Details of re-assessment (where required by referral or deferral)

Original form of assessmentForm of re-assessmentILOs re-assessedTimescale for re-assessment
Essay 1Essay (1500 words)1-11August assessment period
ExamEssay (1500 words)1-11August assessment period

Re-assessment notes

Deferral – if you miss an assessment for certificated reasons judged acceptable by the Mitigation Committee, you will normally be either deferred in the assessment or an extension may be granted. The mark given for a re-assessment taken as a result of deferral will not be capped and will be treated as it would be if it were your first attempt at the assessment.

Referral – if you have failed the module overall (i.e. a final overall module mark of less than 40%) you will be required to submit a further assessment. If you are successful on referral, your overall module mark will be capped at 40%.


Indicative learning resources - Basic reading

Recommended textbooks:

  • Burbank, D.W. and Anderson, R.S. (2012) Tectonic geomorphology, Wiley & Sons. 454pp. –ebook-
  • Gregory and Lewin (2014) The Basics of Geomorphology: Key concepts, Sage, 231pp.
  • Goudie, A. and Viles, A. (2010) Landscapes and geomorphology : a very short introduction, Oxford University Press, 137pp.
  • Newman, P. (2011) The field archaeology of Dartmoor, English Heritage, 264pp.
  • Ritter et al (2002) Process Geomorphology, 4thed, McGraw-Hill Higher Education. 560pp.

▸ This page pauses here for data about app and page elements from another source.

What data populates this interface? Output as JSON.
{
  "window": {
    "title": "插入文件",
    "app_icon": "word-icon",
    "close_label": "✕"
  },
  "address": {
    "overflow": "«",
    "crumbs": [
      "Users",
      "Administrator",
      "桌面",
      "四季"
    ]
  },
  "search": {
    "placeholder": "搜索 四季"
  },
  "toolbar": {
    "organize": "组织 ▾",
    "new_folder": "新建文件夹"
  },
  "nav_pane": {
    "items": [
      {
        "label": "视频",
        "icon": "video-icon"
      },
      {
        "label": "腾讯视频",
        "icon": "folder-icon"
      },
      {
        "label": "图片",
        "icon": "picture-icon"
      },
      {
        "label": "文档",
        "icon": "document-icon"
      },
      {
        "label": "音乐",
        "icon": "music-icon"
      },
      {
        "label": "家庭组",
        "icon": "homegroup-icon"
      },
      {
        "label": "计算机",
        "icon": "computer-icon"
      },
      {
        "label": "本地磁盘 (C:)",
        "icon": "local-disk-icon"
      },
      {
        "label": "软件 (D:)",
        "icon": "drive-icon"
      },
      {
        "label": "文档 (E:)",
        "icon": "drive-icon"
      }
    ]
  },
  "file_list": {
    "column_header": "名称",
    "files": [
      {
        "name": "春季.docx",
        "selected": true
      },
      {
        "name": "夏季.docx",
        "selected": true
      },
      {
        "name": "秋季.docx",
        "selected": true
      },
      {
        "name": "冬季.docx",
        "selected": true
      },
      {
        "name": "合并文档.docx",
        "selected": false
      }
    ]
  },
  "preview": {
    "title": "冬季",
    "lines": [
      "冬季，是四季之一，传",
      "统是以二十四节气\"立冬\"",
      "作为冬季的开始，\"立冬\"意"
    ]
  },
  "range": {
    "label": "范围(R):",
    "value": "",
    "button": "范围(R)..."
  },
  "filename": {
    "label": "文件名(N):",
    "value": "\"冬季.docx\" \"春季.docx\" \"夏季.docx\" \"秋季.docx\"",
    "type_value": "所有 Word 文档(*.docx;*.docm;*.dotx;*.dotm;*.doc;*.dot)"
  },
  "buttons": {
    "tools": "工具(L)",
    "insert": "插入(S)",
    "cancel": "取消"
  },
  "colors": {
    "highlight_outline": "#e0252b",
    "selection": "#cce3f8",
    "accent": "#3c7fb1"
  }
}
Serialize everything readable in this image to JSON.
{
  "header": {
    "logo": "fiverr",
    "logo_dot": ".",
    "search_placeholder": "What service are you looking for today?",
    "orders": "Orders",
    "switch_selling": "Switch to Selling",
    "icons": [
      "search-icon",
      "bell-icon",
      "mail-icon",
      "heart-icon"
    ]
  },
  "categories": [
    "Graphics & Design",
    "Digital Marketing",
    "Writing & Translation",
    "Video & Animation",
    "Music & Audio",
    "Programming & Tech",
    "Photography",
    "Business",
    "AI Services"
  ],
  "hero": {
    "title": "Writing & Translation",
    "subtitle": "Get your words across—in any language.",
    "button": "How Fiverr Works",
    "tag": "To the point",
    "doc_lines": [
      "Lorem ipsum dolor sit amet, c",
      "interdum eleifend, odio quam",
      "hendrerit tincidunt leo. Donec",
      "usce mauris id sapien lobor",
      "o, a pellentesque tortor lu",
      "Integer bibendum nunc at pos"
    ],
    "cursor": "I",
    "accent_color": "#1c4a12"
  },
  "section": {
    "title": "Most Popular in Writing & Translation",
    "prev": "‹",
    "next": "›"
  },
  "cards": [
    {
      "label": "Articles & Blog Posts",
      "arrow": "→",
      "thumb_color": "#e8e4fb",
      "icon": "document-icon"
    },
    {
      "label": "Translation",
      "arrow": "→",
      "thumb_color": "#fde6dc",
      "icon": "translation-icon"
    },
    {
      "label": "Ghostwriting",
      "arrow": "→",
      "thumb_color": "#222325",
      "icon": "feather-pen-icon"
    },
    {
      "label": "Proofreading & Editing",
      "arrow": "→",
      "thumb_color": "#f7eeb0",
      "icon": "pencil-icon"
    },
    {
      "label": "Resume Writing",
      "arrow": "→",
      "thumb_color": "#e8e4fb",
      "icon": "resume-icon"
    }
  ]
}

Key Journals associated with this module are: Geomorphology, Earth Surface Processes and Landforms, Earth Science Reviews, and more specific journals for sub-disciplines of geomorphology such as The Holocene, Periglacial Processes and Journal of Coastal Research.

Indicative learning resources - Web based and electronic resources

Module has an active ELE page

Key words search

Fluvial, coastal, Aeolian, hillslope, landscape-geomorphology, earth science, environmental change, glaciers, human landscapes

Credit value15
Module ECTS


Module pre-requisites


Module co-requisites


NQF level (module)


Available as distance learning?


Origin date


Last revision date